DATA EXTRACTS
■ ■ ■ ■ ■
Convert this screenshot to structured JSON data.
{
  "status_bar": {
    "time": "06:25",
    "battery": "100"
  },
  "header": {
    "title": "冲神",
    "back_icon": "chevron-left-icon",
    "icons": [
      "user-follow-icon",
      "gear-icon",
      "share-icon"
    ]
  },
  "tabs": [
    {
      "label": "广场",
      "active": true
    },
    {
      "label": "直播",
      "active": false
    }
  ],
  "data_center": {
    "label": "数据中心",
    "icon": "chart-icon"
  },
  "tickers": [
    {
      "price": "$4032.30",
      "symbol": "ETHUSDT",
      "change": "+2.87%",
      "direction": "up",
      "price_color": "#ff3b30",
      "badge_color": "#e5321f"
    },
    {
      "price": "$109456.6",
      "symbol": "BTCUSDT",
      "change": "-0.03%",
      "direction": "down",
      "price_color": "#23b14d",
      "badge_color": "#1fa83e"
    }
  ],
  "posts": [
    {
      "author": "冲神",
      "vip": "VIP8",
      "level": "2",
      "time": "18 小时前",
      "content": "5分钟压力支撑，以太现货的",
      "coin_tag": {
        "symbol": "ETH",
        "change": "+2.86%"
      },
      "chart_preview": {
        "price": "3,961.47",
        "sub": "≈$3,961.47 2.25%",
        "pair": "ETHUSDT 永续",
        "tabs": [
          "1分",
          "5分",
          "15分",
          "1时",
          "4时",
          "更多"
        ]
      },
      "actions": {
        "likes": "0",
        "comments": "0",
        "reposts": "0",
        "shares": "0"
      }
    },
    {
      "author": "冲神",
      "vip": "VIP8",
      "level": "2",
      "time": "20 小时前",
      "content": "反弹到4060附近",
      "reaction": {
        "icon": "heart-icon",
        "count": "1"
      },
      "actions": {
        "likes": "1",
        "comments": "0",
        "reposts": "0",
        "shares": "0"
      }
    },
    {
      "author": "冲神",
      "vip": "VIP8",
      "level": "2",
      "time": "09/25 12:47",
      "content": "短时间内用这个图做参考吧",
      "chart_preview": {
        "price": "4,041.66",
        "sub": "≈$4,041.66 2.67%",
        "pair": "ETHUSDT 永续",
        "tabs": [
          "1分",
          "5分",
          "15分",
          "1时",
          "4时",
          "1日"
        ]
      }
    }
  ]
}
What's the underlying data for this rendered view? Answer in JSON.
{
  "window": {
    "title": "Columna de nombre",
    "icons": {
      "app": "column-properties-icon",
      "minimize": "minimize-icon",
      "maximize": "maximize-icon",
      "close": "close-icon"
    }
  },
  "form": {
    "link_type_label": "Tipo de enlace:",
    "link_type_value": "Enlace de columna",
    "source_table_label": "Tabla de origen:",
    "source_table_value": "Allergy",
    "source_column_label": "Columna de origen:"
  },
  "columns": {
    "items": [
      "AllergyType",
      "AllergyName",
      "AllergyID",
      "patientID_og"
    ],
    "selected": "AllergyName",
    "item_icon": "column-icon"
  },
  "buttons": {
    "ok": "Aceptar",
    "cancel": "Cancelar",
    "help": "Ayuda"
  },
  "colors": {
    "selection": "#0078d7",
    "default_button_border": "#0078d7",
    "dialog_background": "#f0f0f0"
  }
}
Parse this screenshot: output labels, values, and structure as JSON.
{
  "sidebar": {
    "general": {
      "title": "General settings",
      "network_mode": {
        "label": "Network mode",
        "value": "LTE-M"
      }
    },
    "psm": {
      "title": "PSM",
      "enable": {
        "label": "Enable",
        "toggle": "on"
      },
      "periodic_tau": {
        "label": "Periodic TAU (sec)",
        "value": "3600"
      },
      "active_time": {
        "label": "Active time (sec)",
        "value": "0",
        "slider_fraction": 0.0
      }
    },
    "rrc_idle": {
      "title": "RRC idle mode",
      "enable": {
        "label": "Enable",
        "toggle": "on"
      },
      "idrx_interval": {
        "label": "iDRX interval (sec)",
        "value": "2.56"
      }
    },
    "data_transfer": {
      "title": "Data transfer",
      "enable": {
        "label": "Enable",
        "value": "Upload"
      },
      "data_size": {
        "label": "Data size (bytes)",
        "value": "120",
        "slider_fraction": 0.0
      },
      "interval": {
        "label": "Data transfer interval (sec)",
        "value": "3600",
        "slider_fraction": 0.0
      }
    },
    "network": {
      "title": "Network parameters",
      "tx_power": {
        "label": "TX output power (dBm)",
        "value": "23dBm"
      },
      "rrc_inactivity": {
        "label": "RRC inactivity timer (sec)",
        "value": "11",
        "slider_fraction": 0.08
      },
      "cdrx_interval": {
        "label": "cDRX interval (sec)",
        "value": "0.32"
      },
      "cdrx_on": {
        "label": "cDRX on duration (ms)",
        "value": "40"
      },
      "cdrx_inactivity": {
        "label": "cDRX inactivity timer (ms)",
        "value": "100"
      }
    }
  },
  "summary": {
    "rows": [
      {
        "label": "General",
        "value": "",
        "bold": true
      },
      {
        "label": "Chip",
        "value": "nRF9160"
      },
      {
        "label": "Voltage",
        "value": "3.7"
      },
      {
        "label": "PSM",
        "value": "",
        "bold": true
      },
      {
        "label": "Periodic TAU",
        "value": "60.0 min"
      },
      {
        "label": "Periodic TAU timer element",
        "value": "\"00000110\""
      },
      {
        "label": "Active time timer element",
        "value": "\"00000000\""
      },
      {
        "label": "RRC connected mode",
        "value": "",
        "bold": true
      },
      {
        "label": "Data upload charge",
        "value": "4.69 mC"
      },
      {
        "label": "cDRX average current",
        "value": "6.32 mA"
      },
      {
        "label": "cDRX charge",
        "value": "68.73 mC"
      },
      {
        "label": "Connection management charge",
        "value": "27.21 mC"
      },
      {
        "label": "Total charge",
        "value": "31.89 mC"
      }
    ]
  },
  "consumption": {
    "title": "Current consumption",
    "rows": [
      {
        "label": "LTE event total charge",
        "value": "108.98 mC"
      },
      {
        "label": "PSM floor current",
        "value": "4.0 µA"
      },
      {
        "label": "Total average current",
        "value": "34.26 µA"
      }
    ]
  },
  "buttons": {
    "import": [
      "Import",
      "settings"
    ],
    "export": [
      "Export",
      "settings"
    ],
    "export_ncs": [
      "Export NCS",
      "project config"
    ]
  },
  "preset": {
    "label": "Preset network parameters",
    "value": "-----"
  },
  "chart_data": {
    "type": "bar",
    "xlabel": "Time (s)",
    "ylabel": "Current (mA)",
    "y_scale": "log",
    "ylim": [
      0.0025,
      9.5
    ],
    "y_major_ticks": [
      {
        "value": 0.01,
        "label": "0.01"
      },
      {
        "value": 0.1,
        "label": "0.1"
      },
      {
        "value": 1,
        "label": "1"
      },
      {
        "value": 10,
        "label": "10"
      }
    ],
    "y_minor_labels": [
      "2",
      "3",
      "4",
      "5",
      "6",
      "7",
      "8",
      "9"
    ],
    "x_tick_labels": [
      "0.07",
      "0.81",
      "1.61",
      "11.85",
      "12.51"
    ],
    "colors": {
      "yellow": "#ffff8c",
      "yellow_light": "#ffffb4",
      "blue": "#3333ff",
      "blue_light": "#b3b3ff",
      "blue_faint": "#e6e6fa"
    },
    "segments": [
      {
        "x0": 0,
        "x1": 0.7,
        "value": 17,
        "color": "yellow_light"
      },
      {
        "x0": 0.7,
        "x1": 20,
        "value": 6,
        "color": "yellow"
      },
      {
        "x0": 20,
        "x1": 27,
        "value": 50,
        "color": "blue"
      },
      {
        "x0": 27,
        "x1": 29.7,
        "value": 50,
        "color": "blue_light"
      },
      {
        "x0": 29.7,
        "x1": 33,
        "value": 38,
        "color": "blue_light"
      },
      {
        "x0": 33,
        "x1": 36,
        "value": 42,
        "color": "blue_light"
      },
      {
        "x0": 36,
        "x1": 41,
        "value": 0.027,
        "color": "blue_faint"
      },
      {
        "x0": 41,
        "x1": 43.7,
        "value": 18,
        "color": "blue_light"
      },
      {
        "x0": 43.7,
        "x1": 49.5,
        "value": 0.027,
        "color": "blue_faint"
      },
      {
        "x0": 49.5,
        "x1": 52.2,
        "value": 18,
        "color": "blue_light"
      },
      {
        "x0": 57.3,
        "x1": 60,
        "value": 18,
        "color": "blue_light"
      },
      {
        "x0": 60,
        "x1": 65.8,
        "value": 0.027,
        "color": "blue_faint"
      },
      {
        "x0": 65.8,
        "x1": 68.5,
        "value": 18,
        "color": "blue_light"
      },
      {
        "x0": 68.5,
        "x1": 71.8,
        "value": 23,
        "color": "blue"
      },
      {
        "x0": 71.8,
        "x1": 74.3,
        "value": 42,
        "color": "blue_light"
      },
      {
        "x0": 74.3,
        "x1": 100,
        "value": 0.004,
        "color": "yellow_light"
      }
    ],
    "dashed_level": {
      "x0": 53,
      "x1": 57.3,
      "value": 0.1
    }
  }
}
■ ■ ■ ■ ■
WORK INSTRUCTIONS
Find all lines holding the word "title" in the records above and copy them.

THE ANSWER
    "title": "冲神",
    "title": "Columna de nombre",
      "title": "General settings",
      "title": "PSM",
      "title": "RRC idle mode",
      "title": "Data transfer",
      "title": "Network parameters",
    "title": "Current consumption",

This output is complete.